**Requirement**
The whole listing is to be printed again exactly.

**Data for review**
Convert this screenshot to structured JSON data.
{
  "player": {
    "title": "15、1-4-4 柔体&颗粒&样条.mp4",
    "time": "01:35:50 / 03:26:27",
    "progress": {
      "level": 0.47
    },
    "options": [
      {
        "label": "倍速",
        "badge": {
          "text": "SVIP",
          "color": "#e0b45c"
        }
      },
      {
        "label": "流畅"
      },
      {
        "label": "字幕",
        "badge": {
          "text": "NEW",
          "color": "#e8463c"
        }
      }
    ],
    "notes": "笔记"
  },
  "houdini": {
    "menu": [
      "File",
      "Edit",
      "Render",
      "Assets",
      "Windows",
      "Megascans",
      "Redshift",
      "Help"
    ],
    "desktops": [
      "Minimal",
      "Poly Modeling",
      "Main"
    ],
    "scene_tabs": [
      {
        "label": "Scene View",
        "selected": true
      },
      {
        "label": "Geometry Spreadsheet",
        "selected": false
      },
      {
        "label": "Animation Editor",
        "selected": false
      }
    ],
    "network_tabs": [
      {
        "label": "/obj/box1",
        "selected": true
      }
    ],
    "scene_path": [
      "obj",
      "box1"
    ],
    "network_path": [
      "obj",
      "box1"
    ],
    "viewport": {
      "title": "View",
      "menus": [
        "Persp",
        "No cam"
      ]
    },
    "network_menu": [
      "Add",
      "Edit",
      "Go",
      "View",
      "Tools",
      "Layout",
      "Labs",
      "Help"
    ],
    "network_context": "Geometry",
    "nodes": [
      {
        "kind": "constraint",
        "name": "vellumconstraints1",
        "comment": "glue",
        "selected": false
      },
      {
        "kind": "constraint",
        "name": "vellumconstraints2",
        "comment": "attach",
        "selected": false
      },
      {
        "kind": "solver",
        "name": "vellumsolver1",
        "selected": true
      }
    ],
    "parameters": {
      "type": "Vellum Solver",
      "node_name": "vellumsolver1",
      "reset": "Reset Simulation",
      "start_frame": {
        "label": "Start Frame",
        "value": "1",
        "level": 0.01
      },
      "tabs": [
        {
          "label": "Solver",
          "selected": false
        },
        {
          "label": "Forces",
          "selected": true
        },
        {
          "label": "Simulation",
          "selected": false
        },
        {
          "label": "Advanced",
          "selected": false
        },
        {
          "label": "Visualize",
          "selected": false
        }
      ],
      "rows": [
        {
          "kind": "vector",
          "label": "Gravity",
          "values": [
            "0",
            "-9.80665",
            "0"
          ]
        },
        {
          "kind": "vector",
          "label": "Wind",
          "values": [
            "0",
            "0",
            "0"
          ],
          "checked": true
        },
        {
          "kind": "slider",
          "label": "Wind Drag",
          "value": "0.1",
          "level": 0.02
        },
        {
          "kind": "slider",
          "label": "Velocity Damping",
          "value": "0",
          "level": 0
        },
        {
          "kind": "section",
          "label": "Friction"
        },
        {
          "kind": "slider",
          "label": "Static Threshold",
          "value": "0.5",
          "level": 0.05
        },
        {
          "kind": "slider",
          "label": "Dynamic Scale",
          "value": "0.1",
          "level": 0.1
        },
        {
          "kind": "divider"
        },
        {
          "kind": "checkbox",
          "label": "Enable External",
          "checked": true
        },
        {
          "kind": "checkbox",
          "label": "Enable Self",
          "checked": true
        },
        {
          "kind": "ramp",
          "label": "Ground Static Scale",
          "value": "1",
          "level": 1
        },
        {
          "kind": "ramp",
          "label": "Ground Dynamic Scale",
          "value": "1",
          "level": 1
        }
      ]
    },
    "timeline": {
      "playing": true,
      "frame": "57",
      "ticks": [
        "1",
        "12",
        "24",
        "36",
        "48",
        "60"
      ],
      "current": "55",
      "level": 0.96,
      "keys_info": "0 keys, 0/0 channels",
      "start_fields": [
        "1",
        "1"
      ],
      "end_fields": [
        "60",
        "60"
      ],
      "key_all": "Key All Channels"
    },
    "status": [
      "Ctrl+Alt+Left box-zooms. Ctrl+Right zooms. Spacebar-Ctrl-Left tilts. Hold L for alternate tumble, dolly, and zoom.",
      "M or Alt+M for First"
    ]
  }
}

**Answer to the problem**
Convert this screenshot to structured JSON data.
{
  "player": {
    "title": "15、1-4-4 柔体&颗粒&样条.mp4",
    "time": "01:35:50 / 03:26:27",
    "progress": {
      "level": 0.47
    },
    "options": [
      {
        "label": "倍速",
        "badge": {
          "text": "SVIP",
          "color": "#e0b45c"
        }
      },
      {
        "label": "流畅"
      },
      {
        "label": "字幕",
        "badge": {
          "text": "NEW",
          "color": "#e8463c"
        }
      }
    ],
    "notes": "笔记"
  },
  "houdini": {
    "menu": [
      "File",
      "Edit",
      "Render",
      "Assets",
      "Windows",
      "Megascans",
      "Redshift",
      "Help"
    ],
    "desktops": [
      "Minimal",
      "Poly Modeling",
      "Main"
    ],
    "scene_tabs": [
      {
        "label": "Scene View",
        "selected": true
      },
      {
        "label": "Geometry Spreadsheet",
        "selected": false
      },
      {
        "label": "Animation Editor",
        "selected": false
      }
    ],
    "network_tabs": [
      {
        "label": "/obj/box1",
        "selected": true
      }
    ],
    "scene_path": [
      "obj",
      "box1"
    ],
    "network_path": [
      "obj",
      "box1"
    ],
    "viewport": {
      "title": "View",
      "menus": [
        "Persp",
        "No cam"
      ]
    },
    "network_menu": [
      "Add",
      "Edit",
      "Go",
      "View",
      "Tools",
      "Layout",
      "Labs",
      "Help"
    ],
    "network_context": "Geometry",
    "nodes": [
      {
        "kind": "constraint",
        "name": "vellumconstraints1",
        "comment": "glue",
        "selected": false
      },
      {
        "kind": "constraint",
        "name": "vellumconstraints2",
        "comment": "attach",
        "selected": false
      },
      {
        "kind": "solver",
        "name": "vellumsolver1",
        "selected": true
      }
    ],
    "parameters": {
      "type": "Vellum Solver",
      "node_name": "vellumsolver1",
      "reset": "Reset Simulation",
      "start_frame": {
        "label": "Start Frame",
        "value": "1",
        "level": 0.01
      },
      "tabs": [
        {
          "label": "Solver",
          "selected": false
        },
        {
          "label": "Forces",
          "selected": true
        },
        {
          "label": "Simulation",
          "selected": false
        },
        {
          "label": "Advanced",
          "selected": false
        },
        {
          "label": "Visualize",
          "selected": false
        }
      ],
      "rows": [
        {
          "kind": "vector",
          "label": "Gravity",
          "values": [
            "0",
            "-9.80665",
            "0"
          ]
        },
        {
          "kind": "vector",
          "label": "Wind",
          "values": [
            "0",
            "0",
            "0"
          ],
          "checked": true
        },
        {
          "kind": "slider",
          "label": "Wind Drag",
          "value": "0.1",
          "level": 0.02
        },
        {
          "kind": "slider",
          "label": "Velocity Damping",
          "value": "0",
          "level": 0
        },
        {
          "kind": "section",
          "label": "Friction"
        },
        {
          "kind": "slider",
          "label": "Static Threshold",
          "value": "0.5",
          "level": 0.05
        },
        {
          "kind": "slider",
          "label": "Dynamic Scale",
          "value": "0.1",
          "level": 0.1
        },
        {
          "kind": "divider"
        },
        {
          "kind": "checkbox",
          "label": "Enable External",
          "checked": true
        },
        {
          "kind": "checkbox",
          "label": "Enable Self",
          "checked": true
        },
        {
          "kind": "ramp",
          "label": "Ground Static Scale",
          "value": "1",
          "level": 1
        },
        {
          "kind": "ramp",
          "label": "Ground Dynamic Scale",
          "value": "1",
          "level": 1
        }
      ]
    },
    "timeline": {
      "playing": true,
      "frame": "57",
      "ticks": [
        "1",
        "12",
        "24",
        "36",
        "48",
        "60"
      ],
      "current": "55",
      "level": 0.96,
      "keys_info": "0 keys, 0/0 channels",
      "start_fields": [
        "1",
        "1"
      ],
      "end_fields": [
        "60",
        "60"
      ],
      "key_all": "Key All Channels"
    },
    "status": [
      "Ctrl+Alt+Left box-zooms. Ctrl+Right zooms. Spacebar-Ctrl-Left tilts. Hold L for alternate tumble, dolly, and zoom.",
      "M or Alt+M for First"
    ]
  }
}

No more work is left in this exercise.